When she first left me I stayed in the snowy clearing and waited. I made not a sound, like a fawn in the thicket. I estimated how long she would be and then doubled it so it would be like a surprise when she came back earlier than expected. There was never a surprise return, only me alone in a clearing full of whiteness and soft birdsong. Before night fell I picked a direction and walked. My mother wasn't coming back. She had threatened as much before, even left me for hours at a time until I was hungry and half frozen. It was winter and I was burdensome and slow to grow. She had other things to do.

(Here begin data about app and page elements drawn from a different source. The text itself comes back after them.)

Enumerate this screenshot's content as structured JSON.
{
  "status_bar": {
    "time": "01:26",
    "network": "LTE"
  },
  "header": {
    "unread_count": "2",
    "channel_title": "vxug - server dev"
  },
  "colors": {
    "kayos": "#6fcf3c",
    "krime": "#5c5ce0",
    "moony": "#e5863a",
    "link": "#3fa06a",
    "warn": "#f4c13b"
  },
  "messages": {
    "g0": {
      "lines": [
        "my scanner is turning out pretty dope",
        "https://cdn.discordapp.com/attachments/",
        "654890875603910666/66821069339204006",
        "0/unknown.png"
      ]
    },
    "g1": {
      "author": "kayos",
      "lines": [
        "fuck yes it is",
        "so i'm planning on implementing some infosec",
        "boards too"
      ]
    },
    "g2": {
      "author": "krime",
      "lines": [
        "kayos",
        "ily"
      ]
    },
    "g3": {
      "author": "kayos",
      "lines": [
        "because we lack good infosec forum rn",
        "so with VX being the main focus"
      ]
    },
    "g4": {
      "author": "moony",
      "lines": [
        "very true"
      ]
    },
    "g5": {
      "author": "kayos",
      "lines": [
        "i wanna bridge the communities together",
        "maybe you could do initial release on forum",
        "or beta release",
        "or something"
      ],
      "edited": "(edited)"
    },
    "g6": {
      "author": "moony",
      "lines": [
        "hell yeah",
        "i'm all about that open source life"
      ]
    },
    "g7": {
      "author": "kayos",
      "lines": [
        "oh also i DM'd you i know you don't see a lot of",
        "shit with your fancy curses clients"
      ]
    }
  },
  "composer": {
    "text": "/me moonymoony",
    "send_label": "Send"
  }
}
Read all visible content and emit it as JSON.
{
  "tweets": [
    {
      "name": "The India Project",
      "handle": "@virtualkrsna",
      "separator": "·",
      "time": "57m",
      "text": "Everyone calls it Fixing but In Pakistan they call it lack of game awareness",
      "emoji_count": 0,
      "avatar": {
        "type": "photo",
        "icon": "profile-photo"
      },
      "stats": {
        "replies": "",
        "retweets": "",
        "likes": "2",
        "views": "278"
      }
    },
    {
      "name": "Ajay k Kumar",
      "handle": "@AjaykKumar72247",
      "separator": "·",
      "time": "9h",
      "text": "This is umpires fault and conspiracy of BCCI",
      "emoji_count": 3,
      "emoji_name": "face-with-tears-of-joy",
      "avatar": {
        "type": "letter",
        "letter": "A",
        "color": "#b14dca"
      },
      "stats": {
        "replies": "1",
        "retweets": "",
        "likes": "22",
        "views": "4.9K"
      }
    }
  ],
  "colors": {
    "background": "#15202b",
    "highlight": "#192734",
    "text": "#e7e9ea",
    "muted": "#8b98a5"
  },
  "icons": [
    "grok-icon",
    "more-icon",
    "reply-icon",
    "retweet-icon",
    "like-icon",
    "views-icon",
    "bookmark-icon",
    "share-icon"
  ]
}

Moving kept me warm. My wings lacked the longest and strongest of their flight feathers but they did serve to keep the oft falling snow off my back. When it started to get dark I found a quiet place beneath some heavy branches where a bed full of warm decaying pine needles and leaves waited to soil my creamy white coat as I slept. The snow could not reach this ground but piled up on the branches above to insulate my little nest a little more. I did not wonder if I would wake in the morning. I tucked my pink hooves beneath my belly and nestled my chin to the soft skin of my chest. I welcomed sleep. Somewhere in time I looked back at this moment and was grateful for a young flexible mind that could drift off into despite being so utterly alone and undeniably at risk. One day I would refuse to ever be as vulnerable as on this night.